Best Canon DSLR cameras
Canon has done a superb job of filling out the middle of its DSLR range with cameras that are capable in all situations. The EOS 90D is a real wunderkind, just as comfortable firing off high-quality stills at 11fps as it is shooting glorious uncropped 4K video. It excels when shooting in the more versatile RAW format (in truth, the JPEG noise-reduction can be a little unreliable and over-zealous), and provides an unbeatable handling experience with those DSLR ergonomics.
The handgrip is chunky and satisfying, while the optical viewfinder can’t be beat for image composition. Whether you want to shoot a sporting event, start a YouTube channel, or both, this is a great camera to choose.

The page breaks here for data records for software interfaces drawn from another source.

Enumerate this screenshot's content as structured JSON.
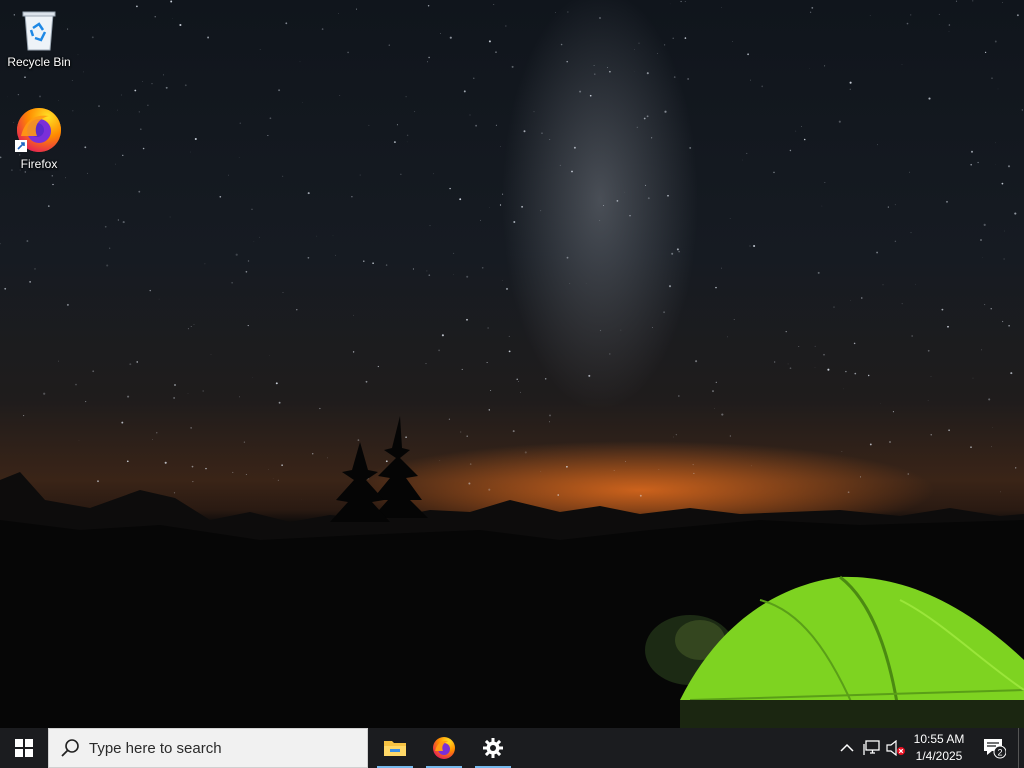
{
  "desktop": {
    "icons": [
      {
        "label": "Recycle Bin",
        "icon": "recycle-bin-icon"
      },
      {
        "label": "Firefox",
        "icon": "firefox-icon"
      }
    ]
  },
  "taskbar": {
    "start_icon": "windows-logo-icon",
    "search": {
      "placeholder": "Type here to search",
      "icon": "search-icon"
    },
    "pinned": [
      {
        "name": "File Explorer",
        "icon": "folder-icon",
        "active": true
      },
      {
        "name": "Firefox",
        "icon": "firefox-icon",
        "active": true
      },
      {
        "name": "Settings",
        "icon": "gear-icon",
        "active": true
      }
    ],
    "tray": {
      "icons": [
        "chevron-up-icon",
        "network-icon",
        "volume-muted-icon"
      ],
      "time": "10:55 AM",
      "date": "1/4/2025",
      "notification_count": "2"
    }
  },
  "colors": {
    "taskbar": "#1b1c1f",
    "active_indicator": "#76b9ed",
    "tent": "#7ed321"
  }
}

The Canon EOS 5D series turned the world of DSLRs on its head, becoming one of the most cost-efficient ways to shoot professional-quality 4K video. The EOS 5D Mark IV continues the line admirably, and while it doesn’t reinvent the wheel, it does everything that a working photographer or videographer needs and more, consistently and reliably.
Image quality from the full-frame sensor is fantastic, and the Dual Pixel autofocus system means you never miss a moment. The heavy 1.64x crop on 4K video is a little disappointing, but this is still a hugely capable camera for professionals by any reasonable metric.

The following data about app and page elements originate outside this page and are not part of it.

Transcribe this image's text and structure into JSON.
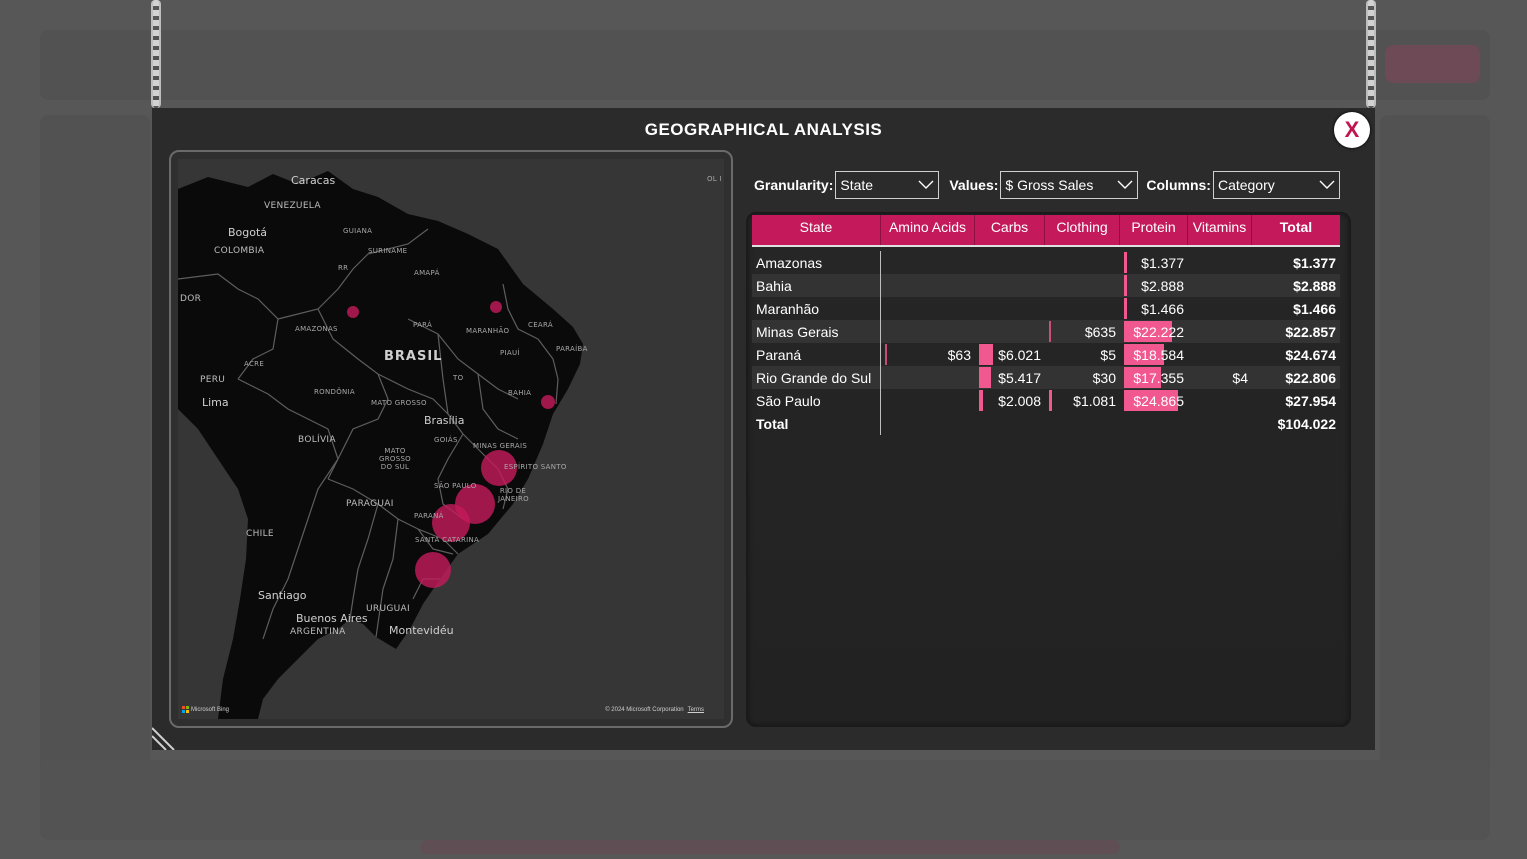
{
  "modal": {
    "title": "GEOGRAPHICAL ANALYSIS",
    "close_label": "X"
  },
  "map": {
    "labels": {
      "caracas": "Caracas",
      "venezuela": "VENEZUELA",
      "bogota": "Bogotá",
      "colombia": "COLOMBIA",
      "guiana": "GUIANA",
      "suriname": "SURINAME",
      "rr": "RR",
      "amapa": "AMAPÁ",
      "equador": "DOR",
      "amazonas": "AMAZONAS",
      "para": "PARÁ",
      "maranhao": "MARANHÃO",
      "ceara": "CEARÁ",
      "brasil": "BRASIL",
      "piaui": "PIAUÍ",
      "paraiba": "PARAÍBA",
      "peru": "PERU",
      "acre": "ACRE",
      "lima": "Lima",
      "rondonia": "RONDÔNIA",
      "mato_grosso": "MATO GROSSO",
      "to": "TO",
      "bahia": "BAHIA",
      "brasilia": "Brasília",
      "goias": "GOIÁS",
      "bolivia": "BOLÍVIA",
      "minas_gerais": "MINAS GERAIS",
      "mato_grosso_sul": "MATO GROSSO DO SUL",
      "espirito_santo": "ESPÍRITO SANTO",
      "sao_paulo": "SÃO PAULO",
      "rio_janeiro": "RIO DE JANEIRO",
      "paraguai": "PARAGUAI",
      "parana": "PARANÁ",
      "santa_catarina": "SANTA CATARINA",
      "chile": "CHILE",
      "santiago": "Santiago",
      "uruguai": "URUGUAI",
      "buenos_aires": "Buenos Aires",
      "argentina": "ARGENTINA",
      "montevideu": "Montevidéu",
      "ol": "OL I"
    },
    "attribution_left": "Microsoft Bing",
    "attribution_right": "© 2024 Microsoft Corporation",
    "terms": "Terms",
    "bubble_color": "#c41a5b"
  },
  "filters": {
    "granularity_label": "Granularity:",
    "granularity_value": "State",
    "values_label": "Values:",
    "values_value": "$ Gross Sales",
    "columns_label": "Columns:",
    "columns_value": "Category"
  },
  "table": {
    "accent": "#c41a5b",
    "bar_color": "#f0588f",
    "headers": [
      "State",
      "Amino Acids",
      "Carbs",
      "Clothing",
      "Protein",
      "Vitamins",
      "Total"
    ],
    "rows": [
      {
        "state": "Amazonas",
        "amino": "",
        "carbs": "",
        "clothing": "",
        "protein": "$1.377",
        "vitamins": "",
        "total": "$1.377"
      },
      {
        "state": "Bahia",
        "amino": "",
        "carbs": "",
        "clothing": "",
        "protein": "$2.888",
        "vitamins": "",
        "total": "$2.888"
      },
      {
        "state": "Maranhão",
        "amino": "",
        "carbs": "",
        "clothing": "",
        "protein": "$1.466",
        "vitamins": "",
        "total": "$1.466"
      },
      {
        "state": "Minas Gerais",
        "amino": "",
        "carbs": "",
        "clothing": "$635",
        "protein": "$22.222",
        "vitamins": "",
        "total": "$22.857"
      },
      {
        "state": "Paraná",
        "amino": "$63",
        "carbs": "$6.021",
        "clothing": "$5",
        "protein": "$18.584",
        "vitamins": "",
        "total": "$24.674"
      },
      {
        "state": "Rio Grande do Sul",
        "amino": "",
        "carbs": "$5.417",
        "clothing": "$30",
        "protein": "$17.355",
        "vitamins": "$4",
        "total": "$22.806"
      },
      {
        "state": "São Paulo",
        "amino": "",
        "carbs": "$2.008",
        "clothing": "$1.081",
        "protein": "$24.865",
        "vitamins": "",
        "total": "$27.954"
      },
      {
        "state": "Total",
        "amino": "",
        "carbs": "",
        "clothing": "",
        "protein": "",
        "vitamins": "",
        "total": "$104.022"
      }
    ],
    "bar_fractions": {
      "amino": [
        0,
        0,
        0,
        0,
        0.01,
        0,
        0,
        0
      ],
      "carbs": [
        0,
        0,
        0,
        0,
        0.22,
        0.2,
        0.07,
        0
      ],
      "clothing": [
        0,
        0,
        0,
        0.02,
        0,
        0,
        0.04,
        0
      ],
      "protein": [
        0.05,
        0.05,
        0.05,
        0.8,
        0.67,
        0.62,
        0.9,
        0
      ]
    }
  }
}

Entry-level DSLRs exist in a competitive marketplace, and Canon has typically gone for the jugular in terms of pricing with the cheap-as-chips EOS 2000D. It’s by no means an exceptional camera, but with 24 megapixels of resolution to play with you’ll find plenty to like for the money here, even if the AF and burst drive are both a little dated.
There are useful beginner modes to help newbies get to grips with how to operate the camera, making it a solid starter point for someone dipping their toes into the world of photography. However, you may find it isn’t long before you itch to upgrade.

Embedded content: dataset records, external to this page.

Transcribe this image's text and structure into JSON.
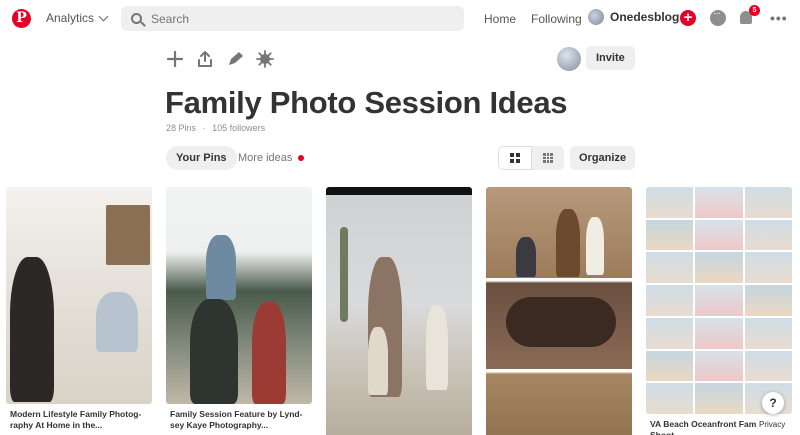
{
  "nav": {
    "logo": "P",
    "analytics_label": "Analytics",
    "search_placeholder": "Search",
    "home": "Home",
    "following": "Following",
    "username": "Onedesblog",
    "notification_count": "5",
    "more": "•••"
  },
  "board": {
    "title": "Family Photo Session Ideas",
    "pins_count": "28 Pins",
    "followers": "105 followers",
    "separator": "·",
    "invite_label": "Invite",
    "tools": [
      "plus-icon",
      "share-icon",
      "pencil-icon",
      "settings-icon"
    ]
  },
  "tabs": {
    "your_pins": "Your Pins",
    "more_ideas": "More ideas",
    "organize": "Organize"
  },
  "pins": [
    {
      "caption": "Modern Lifestyle Family Photog-raphy At Home in the..."
    },
    {
      "caption": "Family Session Feature by Lynd-sey Kaye Photography..."
    },
    {
      "caption": ""
    },
    {
      "caption": ""
    },
    {
      "caption": "VA Beach Oceanfront Fam to Shoot"
    }
  ],
  "help": {
    "question": "?",
    "privacy": "Privacy"
  },
  "colors": {
    "brand_red": "#e60023",
    "chip_gray": "#efefef",
    "text_dark": "#333333"
  }
}
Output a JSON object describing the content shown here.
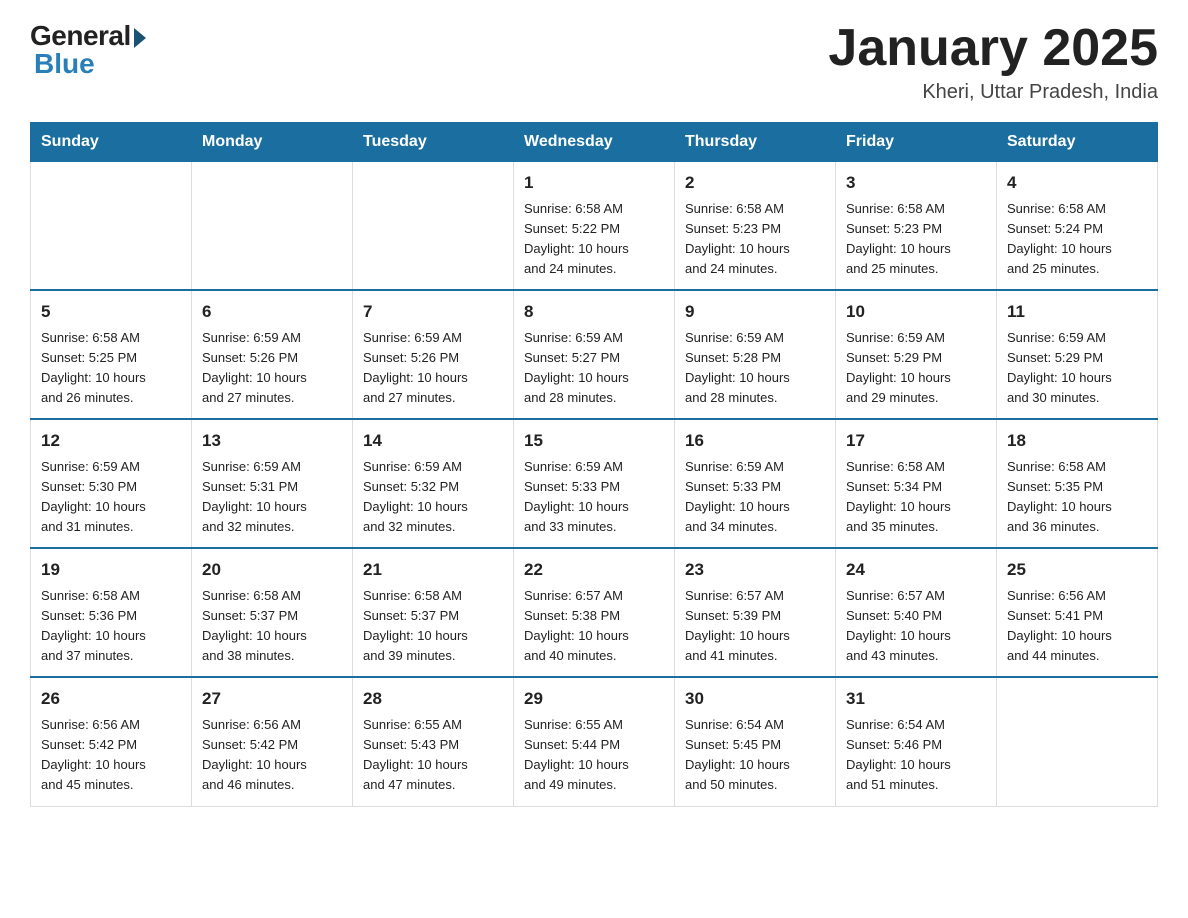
{
  "logo": {
    "general": "General",
    "blue": "Blue"
  },
  "header": {
    "title": "January 2025",
    "location": "Kheri, Uttar Pradesh, India"
  },
  "days_of_week": [
    "Sunday",
    "Monday",
    "Tuesday",
    "Wednesday",
    "Thursday",
    "Friday",
    "Saturday"
  ],
  "weeks": [
    [
      {
        "day": "",
        "info": ""
      },
      {
        "day": "",
        "info": ""
      },
      {
        "day": "",
        "info": ""
      },
      {
        "day": "1",
        "info": "Sunrise: 6:58 AM\nSunset: 5:22 PM\nDaylight: 10 hours\nand 24 minutes."
      },
      {
        "day": "2",
        "info": "Sunrise: 6:58 AM\nSunset: 5:23 PM\nDaylight: 10 hours\nand 24 minutes."
      },
      {
        "day": "3",
        "info": "Sunrise: 6:58 AM\nSunset: 5:23 PM\nDaylight: 10 hours\nand 25 minutes."
      },
      {
        "day": "4",
        "info": "Sunrise: 6:58 AM\nSunset: 5:24 PM\nDaylight: 10 hours\nand 25 minutes."
      }
    ],
    [
      {
        "day": "5",
        "info": "Sunrise: 6:58 AM\nSunset: 5:25 PM\nDaylight: 10 hours\nand 26 minutes."
      },
      {
        "day": "6",
        "info": "Sunrise: 6:59 AM\nSunset: 5:26 PM\nDaylight: 10 hours\nand 27 minutes."
      },
      {
        "day": "7",
        "info": "Sunrise: 6:59 AM\nSunset: 5:26 PM\nDaylight: 10 hours\nand 27 minutes."
      },
      {
        "day": "8",
        "info": "Sunrise: 6:59 AM\nSunset: 5:27 PM\nDaylight: 10 hours\nand 28 minutes."
      },
      {
        "day": "9",
        "info": "Sunrise: 6:59 AM\nSunset: 5:28 PM\nDaylight: 10 hours\nand 28 minutes."
      },
      {
        "day": "10",
        "info": "Sunrise: 6:59 AM\nSunset: 5:29 PM\nDaylight: 10 hours\nand 29 minutes."
      },
      {
        "day": "11",
        "info": "Sunrise: 6:59 AM\nSunset: 5:29 PM\nDaylight: 10 hours\nand 30 minutes."
      }
    ],
    [
      {
        "day": "12",
        "info": "Sunrise: 6:59 AM\nSunset: 5:30 PM\nDaylight: 10 hours\nand 31 minutes."
      },
      {
        "day": "13",
        "info": "Sunrise: 6:59 AM\nSunset: 5:31 PM\nDaylight: 10 hours\nand 32 minutes."
      },
      {
        "day": "14",
        "info": "Sunrise: 6:59 AM\nSunset: 5:32 PM\nDaylight: 10 hours\nand 32 minutes."
      },
      {
        "day": "15",
        "info": "Sunrise: 6:59 AM\nSunset: 5:33 PM\nDaylight: 10 hours\nand 33 minutes."
      },
      {
        "day": "16",
        "info": "Sunrise: 6:59 AM\nSunset: 5:33 PM\nDaylight: 10 hours\nand 34 minutes."
      },
      {
        "day": "17",
        "info": "Sunrise: 6:58 AM\nSunset: 5:34 PM\nDaylight: 10 hours\nand 35 minutes."
      },
      {
        "day": "18",
        "info": "Sunrise: 6:58 AM\nSunset: 5:35 PM\nDaylight: 10 hours\nand 36 minutes."
      }
    ],
    [
      {
        "day": "19",
        "info": "Sunrise: 6:58 AM\nSunset: 5:36 PM\nDaylight: 10 hours\nand 37 minutes."
      },
      {
        "day": "20",
        "info": "Sunrise: 6:58 AM\nSunset: 5:37 PM\nDaylight: 10 hours\nand 38 minutes."
      },
      {
        "day": "21",
        "info": "Sunrise: 6:58 AM\nSunset: 5:37 PM\nDaylight: 10 hours\nand 39 minutes."
      },
      {
        "day": "22",
        "info": "Sunrise: 6:57 AM\nSunset: 5:38 PM\nDaylight: 10 hours\nand 40 minutes."
      },
      {
        "day": "23",
        "info": "Sunrise: 6:57 AM\nSunset: 5:39 PM\nDaylight: 10 hours\nand 41 minutes."
      },
      {
        "day": "24",
        "info": "Sunrise: 6:57 AM\nSunset: 5:40 PM\nDaylight: 10 hours\nand 43 minutes."
      },
      {
        "day": "25",
        "info": "Sunrise: 6:56 AM\nSunset: 5:41 PM\nDaylight: 10 hours\nand 44 minutes."
      }
    ],
    [
      {
        "day": "26",
        "info": "Sunrise: 6:56 AM\nSunset: 5:42 PM\nDaylight: 10 hours\nand 45 minutes."
      },
      {
        "day": "27",
        "info": "Sunrise: 6:56 AM\nSunset: 5:42 PM\nDaylight: 10 hours\nand 46 minutes."
      },
      {
        "day": "28",
        "info": "Sunrise: 6:55 AM\nSunset: 5:43 PM\nDaylight: 10 hours\nand 47 minutes."
      },
      {
        "day": "29",
        "info": "Sunrise: 6:55 AM\nSunset: 5:44 PM\nDaylight: 10 hours\nand 49 minutes."
      },
      {
        "day": "30",
        "info": "Sunrise: 6:54 AM\nSunset: 5:45 PM\nDaylight: 10 hours\nand 50 minutes."
      },
      {
        "day": "31",
        "info": "Sunrise: 6:54 AM\nSunset: 5:46 PM\nDaylight: 10 hours\nand 51 minutes."
      },
      {
        "day": "",
        "info": ""
      }
    ]
  ]
}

Best Canon mirrorless cameras
Canon gave its EOS M series a shot of life with the EOS M6 II, bumping up the resolution to a hugely impressive 32.5MP and making a camera that’s a major player for the enthusiast market. Small and portable but powerful and versatile, the EOS M6 II produces images of excellent quality in both JPEG and RAW formats, with a highly effective autofocus system that basically just works.
The burst speeds are hugely impressive too, putting this camera in play for photographing fast action and sports. The EF-M lens range could still do with fleshing out a bit, but there’s plenty of scope for pretty much any photographer to get something out of the M6 II.
Let’s get this out of the way – the Canon EOS R5 is one of the best cameras on the market, and in fact one of the best ever made. Its image quality, autofocus and in-body image stabilisation are all class-leading, pushing the limits of what was thought possible in cameras, and its video quality is superb.
Hybrid shooters will have a field day, and if it’s within your budget and your remit, you’re probably already halfway to ordering one. The only caveat is the unfortunate business of the overheating issues that curtail video recording times, meaning it isn’t one for pure video shooters.
If you fancy a mix of photography and vlogging, the EOS M50 Mark II will likely tick a lot of your boxes. It produces great-looking stills straight out of camera with its 24MP sensor, and its Auto modes are actually really quite decent, with scene detection functions that make it easier for inexperienced users to access the right settings.
The Full HD video looks great, and can be live-streamed to YouTube. Canon’s on-sensor Dual Pixel Autofocus is snappy and reliable, and you can even shoot video in the vertical aspect ratio – handy for social content that’s going to be viewed on a smartphone.
While the EOS M50 Mark II can shoot 4K, it does so with a pretty vicious 1.5x crop, and the autofocus tends to suffer in this mode. We wouldn’t recommend buying the EOS M50 II if you’re specifically going to shoot in 4K, but otherwise, it’s a capable all-rounder of a camera.